INTERNET CURBS: People are rushing to erase their digital footprints after police given powers over online activity, although it might take years for the full effect to be felt At midnight on Tuesday, the Great Firewall of China, the vast apparatus that limits the country’s Internet, appeared to descend on Hong Kong. Unveiling expanded police powers as part of contentious new national security legislation, the Hong Kong government enabled police to censor online speech, and force Internet service providers to hand over user information and shut down platforms. Many residents, already anxious since the legislation took effect last week, rushed to erase their digital footprint of any signs of dissent or support for the past year of protests. Hong Kong Legislator Charles Mok (莫乃光), a pro-democracy member of the Legislative
‘FIGHT FOR FREEDOM’: Hong Kongers will never bow to Beijing, the advocate said, while the US’ envoy to the territory called China’s new security law a ‘tragedy’ The world must stand in solidarity with Hong Kongers after Beijing imposed sweeping national security legislation on the semi-autonomous territory, advocate Joshua Wong (黃之鋒) said yesterday, vowing to continue campaigning for democracy. Wong, one of the territory’s most prominent young advocates and a figure loathed by Beijing, was speaking outside a court where he and fellow advocates are being prosecuted for involvement in last year’s pro-democracy protests. China last week enacted sweeping security legislation for the restless territory, banning acts of subversion, secession, terrorism and collusion with foreign forces. The legislation has sent a wave of fear through the territory, and criminalized dissenting

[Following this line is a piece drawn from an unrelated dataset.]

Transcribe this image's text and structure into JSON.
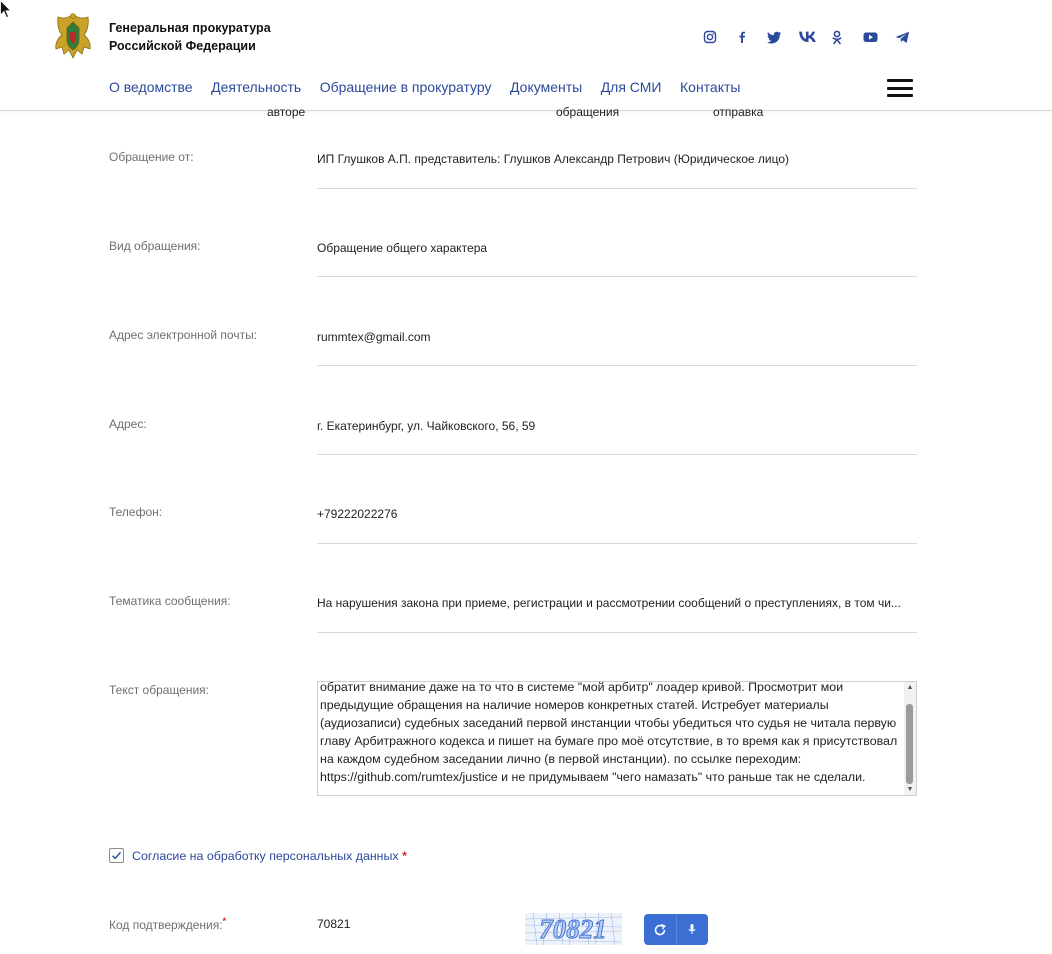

‘SUICIDE’: Media reports said Park Won-soon went missing on Thursday after a staff member filed a sexual harassment claim against him this week Seoul mayor Park Won-soon, viewed as a potential candidate for the 2022 presidential election, was found dead of an apparent suicide hours after he was reported missing, police said, adding that he was the subject of an undisclosed investigation. In a note he is thought to have left behind on his desk, Park offered his apologies. “I thank everyone who was with me in my life. I apologize to my family for only making them suffer from pain,” according to the note that was released by his office yesterday. Park, in his letter, asked to be cremated and have his remains spread